(Beginning of DATA FOR THIS TASK)

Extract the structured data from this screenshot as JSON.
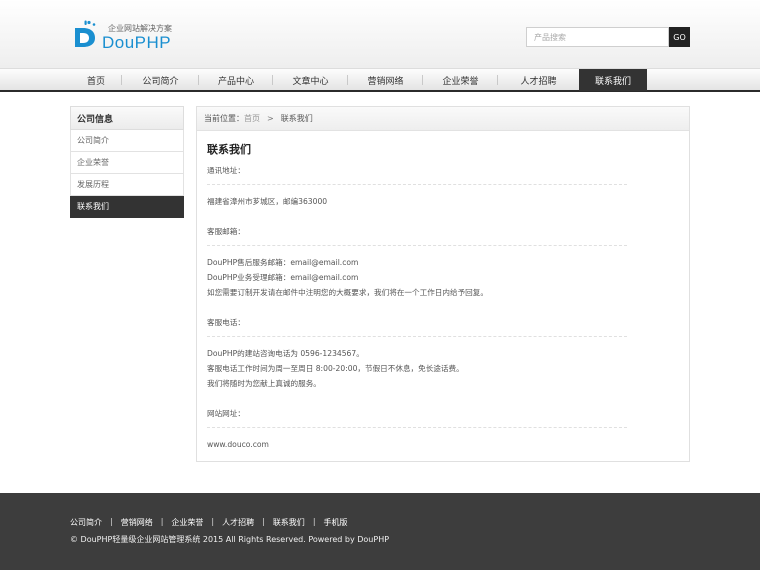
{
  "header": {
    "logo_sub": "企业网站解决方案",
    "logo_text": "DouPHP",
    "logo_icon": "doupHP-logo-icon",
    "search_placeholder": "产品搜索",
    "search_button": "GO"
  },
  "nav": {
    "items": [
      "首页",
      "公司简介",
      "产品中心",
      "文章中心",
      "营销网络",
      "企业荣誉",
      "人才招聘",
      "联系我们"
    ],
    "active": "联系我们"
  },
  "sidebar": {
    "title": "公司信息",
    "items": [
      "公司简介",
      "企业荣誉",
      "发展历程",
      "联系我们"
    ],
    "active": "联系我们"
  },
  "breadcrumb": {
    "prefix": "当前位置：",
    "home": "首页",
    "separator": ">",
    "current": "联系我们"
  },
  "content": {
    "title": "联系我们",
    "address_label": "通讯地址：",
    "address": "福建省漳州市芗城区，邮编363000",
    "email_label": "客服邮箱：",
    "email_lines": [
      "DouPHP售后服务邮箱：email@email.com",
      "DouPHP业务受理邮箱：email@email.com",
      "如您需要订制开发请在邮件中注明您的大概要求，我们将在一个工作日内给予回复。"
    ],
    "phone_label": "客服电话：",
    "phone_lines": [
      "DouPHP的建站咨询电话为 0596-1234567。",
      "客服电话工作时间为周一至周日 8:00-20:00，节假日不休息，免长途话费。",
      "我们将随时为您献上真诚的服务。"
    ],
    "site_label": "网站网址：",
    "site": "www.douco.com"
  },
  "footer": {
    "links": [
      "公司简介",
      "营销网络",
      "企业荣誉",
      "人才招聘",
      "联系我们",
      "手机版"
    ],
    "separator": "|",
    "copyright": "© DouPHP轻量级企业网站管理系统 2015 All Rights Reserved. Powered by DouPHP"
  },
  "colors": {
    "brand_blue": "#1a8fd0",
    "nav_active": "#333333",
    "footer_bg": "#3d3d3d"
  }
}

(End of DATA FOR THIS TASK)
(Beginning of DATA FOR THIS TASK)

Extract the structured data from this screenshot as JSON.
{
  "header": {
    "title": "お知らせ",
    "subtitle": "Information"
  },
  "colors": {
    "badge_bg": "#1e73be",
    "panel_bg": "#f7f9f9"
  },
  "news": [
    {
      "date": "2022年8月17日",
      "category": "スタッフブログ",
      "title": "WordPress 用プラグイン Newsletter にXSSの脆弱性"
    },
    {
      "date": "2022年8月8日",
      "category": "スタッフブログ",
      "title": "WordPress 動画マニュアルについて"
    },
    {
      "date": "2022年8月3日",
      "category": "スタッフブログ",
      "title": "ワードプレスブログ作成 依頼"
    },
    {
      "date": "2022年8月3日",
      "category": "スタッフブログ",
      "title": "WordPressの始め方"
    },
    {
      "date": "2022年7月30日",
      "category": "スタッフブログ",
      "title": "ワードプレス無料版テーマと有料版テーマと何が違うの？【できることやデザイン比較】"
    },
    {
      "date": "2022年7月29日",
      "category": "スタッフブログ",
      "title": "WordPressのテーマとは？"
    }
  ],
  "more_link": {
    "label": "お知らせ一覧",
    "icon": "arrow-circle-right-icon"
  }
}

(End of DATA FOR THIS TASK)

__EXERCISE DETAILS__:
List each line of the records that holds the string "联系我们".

__SOLUTION BELOW__:
      "联系我们"
    "active": "联系我们"
      "联系我们"
    "active": "联系我们"
    "current": "联系我们"
    "title": "联系我们",
      "联系我们",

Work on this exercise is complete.